The number of coronavirus disease (Covid-19) cases crossed the 5-million mark on Wednesday, according to a compilation of figures by Worldometer, as the pandemic continued to devastate the globe where close to 325,000 people have now died due to it and millions more find themselves unemployed and at the risk of poverty.
The latest million took 12 days, compared to 11 days that it took for the number to go from three to four million infections. Several countries, particularly the ones that were the hardest hit in early April such as Italy and Spain, have crossed their peaks and are reopening slowly, but officials have warned of a second wave that it may lead to.
The total number of infections is now equivalent to the population of New Zealand.
Also on Wednesday, the World Health Organization (WHO) expressed concern about the rising number of new coronavirus cases in poor countries, even as many rich nations have begun emerging from lockdown.
The global health body said 106,000 new cases of infections of the coronavirus had been recorded in the past 24 hours, the most in a single day since the outbreak began.
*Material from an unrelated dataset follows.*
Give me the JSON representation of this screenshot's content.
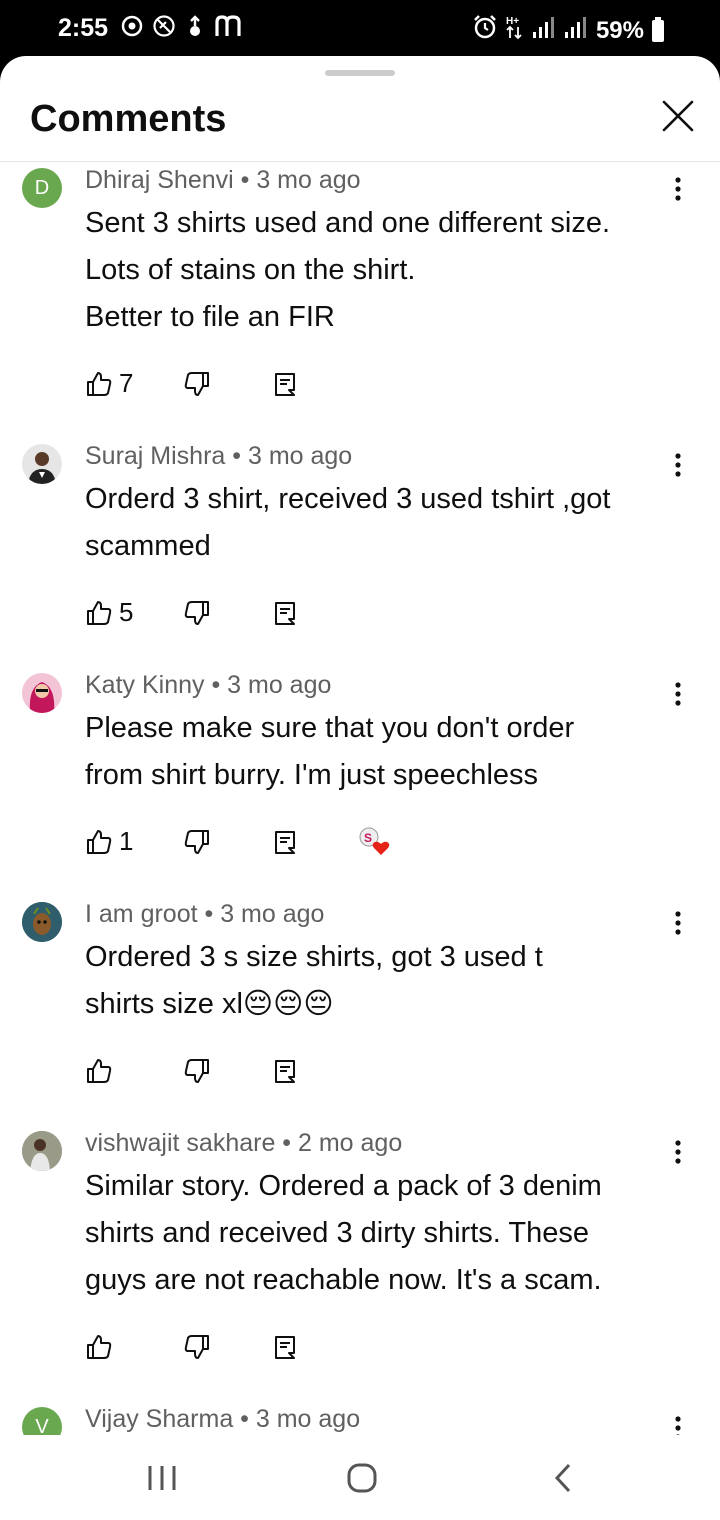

“We still have a long way to go in this pandemic,” WHO director-general Tedros Adhanom Ghebreyesus told a news conference. “We are very concerned about rising cases in low and middle income countries.”
Data of fatality and recovery rates on Worldometer suggests that globally, the deadliest stage of the current phase may have passed. On Wednesday, the fatality rate was 14.23% and the recovery rate was 85.77%. Such low proportion of deaths and high proportion of recoveries were last seen before March 24.
Brazil, Russia and India are emerging as the new hot spots of the disease. The US, where lockdown protocols have been less strict than most nations, added 20,289 cases on Tuesday to remain on top of the list of countries recording new cases.
In less than five months since the disease was first reported – local media in China’s Wuhan wrote about a mystery respiratory illness on December 31 – much of the world has now come to terms with a new reality in which social distancing is compulsory, masks are increasingly mandatory and much of leisure activities – travelling, dining out and events such as concerts and sport – may be too dangerous till researchers find a vaccine.